Once every line in the data below has been checked for "sunset", give the number of lines that hold it, and only that.

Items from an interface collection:
::::::
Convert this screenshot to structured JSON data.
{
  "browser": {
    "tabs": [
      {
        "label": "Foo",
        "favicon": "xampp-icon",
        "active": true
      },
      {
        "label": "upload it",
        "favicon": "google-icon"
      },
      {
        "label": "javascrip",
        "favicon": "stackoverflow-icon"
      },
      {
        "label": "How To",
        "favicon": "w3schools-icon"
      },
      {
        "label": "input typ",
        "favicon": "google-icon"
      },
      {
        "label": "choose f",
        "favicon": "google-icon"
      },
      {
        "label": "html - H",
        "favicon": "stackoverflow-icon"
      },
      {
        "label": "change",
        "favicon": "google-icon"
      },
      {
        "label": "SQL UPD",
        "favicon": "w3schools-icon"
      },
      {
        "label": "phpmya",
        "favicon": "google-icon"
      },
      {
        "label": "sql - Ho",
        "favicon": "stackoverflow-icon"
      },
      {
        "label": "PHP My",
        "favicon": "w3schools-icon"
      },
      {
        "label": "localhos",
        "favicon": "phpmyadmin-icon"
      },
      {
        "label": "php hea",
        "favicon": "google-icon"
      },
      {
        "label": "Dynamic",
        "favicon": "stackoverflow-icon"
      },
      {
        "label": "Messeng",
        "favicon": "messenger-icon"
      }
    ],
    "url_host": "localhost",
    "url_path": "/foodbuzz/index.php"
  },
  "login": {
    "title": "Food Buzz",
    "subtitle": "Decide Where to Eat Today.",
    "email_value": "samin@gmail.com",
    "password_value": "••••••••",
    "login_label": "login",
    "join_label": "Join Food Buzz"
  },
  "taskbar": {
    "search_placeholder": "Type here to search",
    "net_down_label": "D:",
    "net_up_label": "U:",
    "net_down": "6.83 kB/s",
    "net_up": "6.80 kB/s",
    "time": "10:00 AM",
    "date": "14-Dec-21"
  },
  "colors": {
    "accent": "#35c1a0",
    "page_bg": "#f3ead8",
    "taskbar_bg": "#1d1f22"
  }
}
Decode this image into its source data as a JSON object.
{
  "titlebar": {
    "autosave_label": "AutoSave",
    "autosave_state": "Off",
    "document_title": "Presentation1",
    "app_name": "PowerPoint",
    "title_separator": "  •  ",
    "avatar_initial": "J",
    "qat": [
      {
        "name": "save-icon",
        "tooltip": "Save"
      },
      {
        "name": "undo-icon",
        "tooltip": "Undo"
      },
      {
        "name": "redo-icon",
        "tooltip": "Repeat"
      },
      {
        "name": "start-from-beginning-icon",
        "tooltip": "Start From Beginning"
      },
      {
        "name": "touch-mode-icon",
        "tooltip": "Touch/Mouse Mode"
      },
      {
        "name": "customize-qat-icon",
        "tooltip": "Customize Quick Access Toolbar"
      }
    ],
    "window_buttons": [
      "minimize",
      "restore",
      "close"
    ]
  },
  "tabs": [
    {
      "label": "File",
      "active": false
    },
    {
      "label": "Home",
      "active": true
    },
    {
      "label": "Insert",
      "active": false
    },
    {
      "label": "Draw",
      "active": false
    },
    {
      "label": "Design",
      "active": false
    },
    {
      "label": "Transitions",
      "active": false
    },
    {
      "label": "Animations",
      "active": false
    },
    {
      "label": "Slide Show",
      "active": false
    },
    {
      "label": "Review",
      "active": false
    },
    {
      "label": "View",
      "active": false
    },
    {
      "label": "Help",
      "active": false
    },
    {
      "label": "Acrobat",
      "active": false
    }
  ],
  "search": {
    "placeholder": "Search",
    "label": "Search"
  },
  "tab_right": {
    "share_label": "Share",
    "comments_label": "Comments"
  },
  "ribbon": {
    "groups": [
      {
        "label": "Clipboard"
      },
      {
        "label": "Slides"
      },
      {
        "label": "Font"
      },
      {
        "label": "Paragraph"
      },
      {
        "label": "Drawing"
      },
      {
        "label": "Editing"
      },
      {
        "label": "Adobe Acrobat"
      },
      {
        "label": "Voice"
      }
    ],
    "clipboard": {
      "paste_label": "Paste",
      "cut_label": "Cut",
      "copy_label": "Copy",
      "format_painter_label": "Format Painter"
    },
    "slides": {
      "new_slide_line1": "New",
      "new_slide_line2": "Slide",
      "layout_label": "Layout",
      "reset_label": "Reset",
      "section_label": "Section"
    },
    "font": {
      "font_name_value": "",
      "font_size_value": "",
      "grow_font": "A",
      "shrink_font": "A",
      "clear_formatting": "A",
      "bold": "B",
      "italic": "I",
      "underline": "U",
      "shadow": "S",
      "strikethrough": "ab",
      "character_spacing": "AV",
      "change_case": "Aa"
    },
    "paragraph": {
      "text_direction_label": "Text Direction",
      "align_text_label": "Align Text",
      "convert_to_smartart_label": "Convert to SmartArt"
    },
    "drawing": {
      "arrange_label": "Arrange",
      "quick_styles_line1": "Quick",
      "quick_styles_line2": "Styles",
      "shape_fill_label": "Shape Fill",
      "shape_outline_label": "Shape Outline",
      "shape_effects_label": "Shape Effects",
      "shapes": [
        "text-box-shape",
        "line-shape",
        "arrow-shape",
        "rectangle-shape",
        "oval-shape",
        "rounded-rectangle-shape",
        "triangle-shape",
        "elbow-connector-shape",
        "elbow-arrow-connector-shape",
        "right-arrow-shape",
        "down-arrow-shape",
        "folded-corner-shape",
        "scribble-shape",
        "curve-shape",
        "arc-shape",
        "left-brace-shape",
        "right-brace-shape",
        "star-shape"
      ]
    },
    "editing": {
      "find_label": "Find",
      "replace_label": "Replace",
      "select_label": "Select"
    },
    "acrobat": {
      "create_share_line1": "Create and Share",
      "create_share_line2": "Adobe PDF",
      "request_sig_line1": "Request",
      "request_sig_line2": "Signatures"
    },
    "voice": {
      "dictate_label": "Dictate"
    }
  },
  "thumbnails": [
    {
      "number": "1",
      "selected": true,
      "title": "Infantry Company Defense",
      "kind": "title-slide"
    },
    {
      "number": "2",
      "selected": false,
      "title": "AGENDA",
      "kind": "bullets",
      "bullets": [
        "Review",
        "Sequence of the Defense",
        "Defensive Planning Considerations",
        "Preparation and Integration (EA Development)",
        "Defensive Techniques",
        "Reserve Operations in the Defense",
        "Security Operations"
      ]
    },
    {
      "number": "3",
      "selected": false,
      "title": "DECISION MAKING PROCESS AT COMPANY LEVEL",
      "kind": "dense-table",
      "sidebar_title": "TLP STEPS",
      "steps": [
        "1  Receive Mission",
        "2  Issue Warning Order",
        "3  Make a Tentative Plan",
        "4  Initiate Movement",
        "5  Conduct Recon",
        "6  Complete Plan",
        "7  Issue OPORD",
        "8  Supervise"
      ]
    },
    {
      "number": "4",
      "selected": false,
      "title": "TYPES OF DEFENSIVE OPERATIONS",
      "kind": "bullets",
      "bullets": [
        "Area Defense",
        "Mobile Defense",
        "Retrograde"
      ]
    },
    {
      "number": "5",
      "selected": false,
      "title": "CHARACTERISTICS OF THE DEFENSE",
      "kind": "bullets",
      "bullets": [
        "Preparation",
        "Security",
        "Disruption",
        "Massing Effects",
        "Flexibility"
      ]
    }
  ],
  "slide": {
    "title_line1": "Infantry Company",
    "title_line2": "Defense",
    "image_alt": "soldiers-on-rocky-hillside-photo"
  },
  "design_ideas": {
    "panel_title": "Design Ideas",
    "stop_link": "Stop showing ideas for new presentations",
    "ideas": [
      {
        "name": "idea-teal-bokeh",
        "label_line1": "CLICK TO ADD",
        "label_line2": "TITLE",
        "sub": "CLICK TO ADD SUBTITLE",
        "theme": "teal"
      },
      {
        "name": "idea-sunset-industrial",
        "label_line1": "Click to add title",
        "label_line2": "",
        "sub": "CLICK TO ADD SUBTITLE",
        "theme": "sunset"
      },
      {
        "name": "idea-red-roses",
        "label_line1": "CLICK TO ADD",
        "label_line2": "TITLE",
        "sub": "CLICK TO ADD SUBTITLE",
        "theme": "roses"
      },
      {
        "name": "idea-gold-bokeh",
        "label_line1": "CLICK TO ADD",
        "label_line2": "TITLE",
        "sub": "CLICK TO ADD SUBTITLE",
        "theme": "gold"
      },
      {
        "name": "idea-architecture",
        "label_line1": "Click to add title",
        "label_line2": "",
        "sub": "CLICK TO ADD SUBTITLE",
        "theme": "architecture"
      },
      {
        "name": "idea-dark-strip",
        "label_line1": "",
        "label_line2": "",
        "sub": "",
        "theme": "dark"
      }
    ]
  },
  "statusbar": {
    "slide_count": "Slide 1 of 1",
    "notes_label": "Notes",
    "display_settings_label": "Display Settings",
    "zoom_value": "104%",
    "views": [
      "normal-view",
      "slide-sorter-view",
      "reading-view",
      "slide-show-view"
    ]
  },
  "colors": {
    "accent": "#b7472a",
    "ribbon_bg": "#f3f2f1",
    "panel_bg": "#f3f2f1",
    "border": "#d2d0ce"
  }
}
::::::
Response below: 2